The Chinese government, which failed to control the initial outbreak of the virus and is widely suspected of having misled the World Health Organization and the global community about both the origins of the virus and the scope of its early spread, is now preventing Taiwan from participating in WHO meetings and explaining its success at containing the virus, according to a report from the Wall Street Journal.
According to the report, Taiwan has not had a locally transmitted coronavirus infection in seven months. Taiwan has sought to participate in World Health Organization meetings about the pandemic to discuss measures the island nation — which China considers to be a rogue province — has taken to successfully combat the spread of COVID. However, due to China's influence at the World Health Organization, which has frequently been criticized by President Trump and other Republicans, Taiwan has been prevented from participating.
In addition to their objections regarding any recognition of Taiwan's independence, the communist Chinese regime has a propaganda-related motive for restricting Taiwan's participation in these meetings. Since the start of the pandemic, China has waged a public relations campaign designed to convince the world that their authoritarian form of government has been more efficient at containing the virus than free countries. In keeping with that, they have released laughably low and likely fraudulent coronavirus infection statistics, which have been contradicted by whistleblowers who have escaped the Chinese mainland.

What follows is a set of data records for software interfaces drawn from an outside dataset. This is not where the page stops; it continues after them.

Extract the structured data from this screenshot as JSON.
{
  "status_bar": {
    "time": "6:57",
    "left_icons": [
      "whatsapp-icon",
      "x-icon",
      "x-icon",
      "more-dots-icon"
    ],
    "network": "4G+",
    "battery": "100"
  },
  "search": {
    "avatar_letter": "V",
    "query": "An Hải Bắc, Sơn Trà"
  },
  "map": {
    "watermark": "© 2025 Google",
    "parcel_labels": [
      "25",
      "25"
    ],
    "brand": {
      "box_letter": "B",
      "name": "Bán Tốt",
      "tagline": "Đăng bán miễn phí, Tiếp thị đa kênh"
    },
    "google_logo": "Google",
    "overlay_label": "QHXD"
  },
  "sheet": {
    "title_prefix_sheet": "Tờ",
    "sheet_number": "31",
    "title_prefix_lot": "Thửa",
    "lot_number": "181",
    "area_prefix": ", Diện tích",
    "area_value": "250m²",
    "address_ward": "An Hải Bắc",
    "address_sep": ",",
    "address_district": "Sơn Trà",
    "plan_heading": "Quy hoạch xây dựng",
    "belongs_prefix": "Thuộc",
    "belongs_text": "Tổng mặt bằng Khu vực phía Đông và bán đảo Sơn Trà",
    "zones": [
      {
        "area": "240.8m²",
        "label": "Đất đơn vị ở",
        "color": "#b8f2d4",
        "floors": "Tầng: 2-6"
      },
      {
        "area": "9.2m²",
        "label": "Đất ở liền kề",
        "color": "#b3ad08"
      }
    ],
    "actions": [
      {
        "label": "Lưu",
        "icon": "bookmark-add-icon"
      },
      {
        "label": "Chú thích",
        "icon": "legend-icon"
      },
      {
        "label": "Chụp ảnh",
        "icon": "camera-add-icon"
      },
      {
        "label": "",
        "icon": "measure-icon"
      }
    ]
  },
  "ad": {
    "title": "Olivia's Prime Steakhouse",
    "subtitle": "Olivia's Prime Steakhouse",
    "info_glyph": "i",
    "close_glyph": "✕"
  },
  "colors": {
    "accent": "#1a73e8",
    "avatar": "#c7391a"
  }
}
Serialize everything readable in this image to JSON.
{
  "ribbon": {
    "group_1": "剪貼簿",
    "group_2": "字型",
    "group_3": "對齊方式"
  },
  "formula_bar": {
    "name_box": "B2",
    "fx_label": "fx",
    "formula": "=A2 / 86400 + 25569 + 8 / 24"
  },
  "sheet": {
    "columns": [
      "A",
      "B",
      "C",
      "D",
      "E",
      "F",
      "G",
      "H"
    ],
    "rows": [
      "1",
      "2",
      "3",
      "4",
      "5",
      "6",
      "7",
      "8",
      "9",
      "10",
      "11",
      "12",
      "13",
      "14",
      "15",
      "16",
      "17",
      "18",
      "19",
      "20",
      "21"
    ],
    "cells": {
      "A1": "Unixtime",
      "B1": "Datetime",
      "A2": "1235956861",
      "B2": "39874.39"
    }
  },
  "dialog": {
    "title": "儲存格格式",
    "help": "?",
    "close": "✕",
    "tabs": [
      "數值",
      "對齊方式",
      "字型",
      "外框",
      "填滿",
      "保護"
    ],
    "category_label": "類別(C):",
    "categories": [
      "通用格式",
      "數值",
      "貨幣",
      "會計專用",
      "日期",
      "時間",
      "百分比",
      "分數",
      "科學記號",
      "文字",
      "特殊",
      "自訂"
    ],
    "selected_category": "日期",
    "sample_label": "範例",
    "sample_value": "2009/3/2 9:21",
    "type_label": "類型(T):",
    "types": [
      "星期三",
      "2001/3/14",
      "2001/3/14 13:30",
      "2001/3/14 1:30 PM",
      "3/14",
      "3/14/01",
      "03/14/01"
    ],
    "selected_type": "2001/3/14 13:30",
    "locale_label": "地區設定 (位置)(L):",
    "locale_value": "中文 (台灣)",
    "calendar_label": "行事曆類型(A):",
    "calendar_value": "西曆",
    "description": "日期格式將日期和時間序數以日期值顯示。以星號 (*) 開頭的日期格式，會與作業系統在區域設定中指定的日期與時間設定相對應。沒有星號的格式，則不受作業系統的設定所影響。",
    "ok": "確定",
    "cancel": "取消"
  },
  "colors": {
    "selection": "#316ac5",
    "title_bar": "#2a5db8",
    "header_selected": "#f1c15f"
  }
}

According to the WSJ report, "Chinese state media has pointed to the effectiveness of the country's response in contrast to democratic countries, where a deference to individual liberties has contributed to the rampant spread of the virus." Taiwan's presentation, if permitted, would demonstrate that free, democratic societies can also effectively contain the coronavirus' spread.
A spokesperson for the WHO explained the stated reasoning for Taiwan's exclusion from conferences related to COVID-19 by saying that extending an invitation to Taiwan would lead to a challenge from other, unspecified nations, "at the expense of the good order of W.H.A. and its ability to function around substantive issues."
President Trump and numerous other individuals have long accused the WHO and its head, Dr. Tedros Adhanom Ghebreyesus, of being in the pocket of the Chinese government, and of willingly repeating obvious communist Chinese propaganda. In April, Trump announced that he was halting United States funding to the organization, and in July, the administration sent a letter to Congress announcing that the U.S. would formally withdraw from the organization.
Former Vice President Joe Biden promised, in response, to immediately rejoin the organization if he was elected.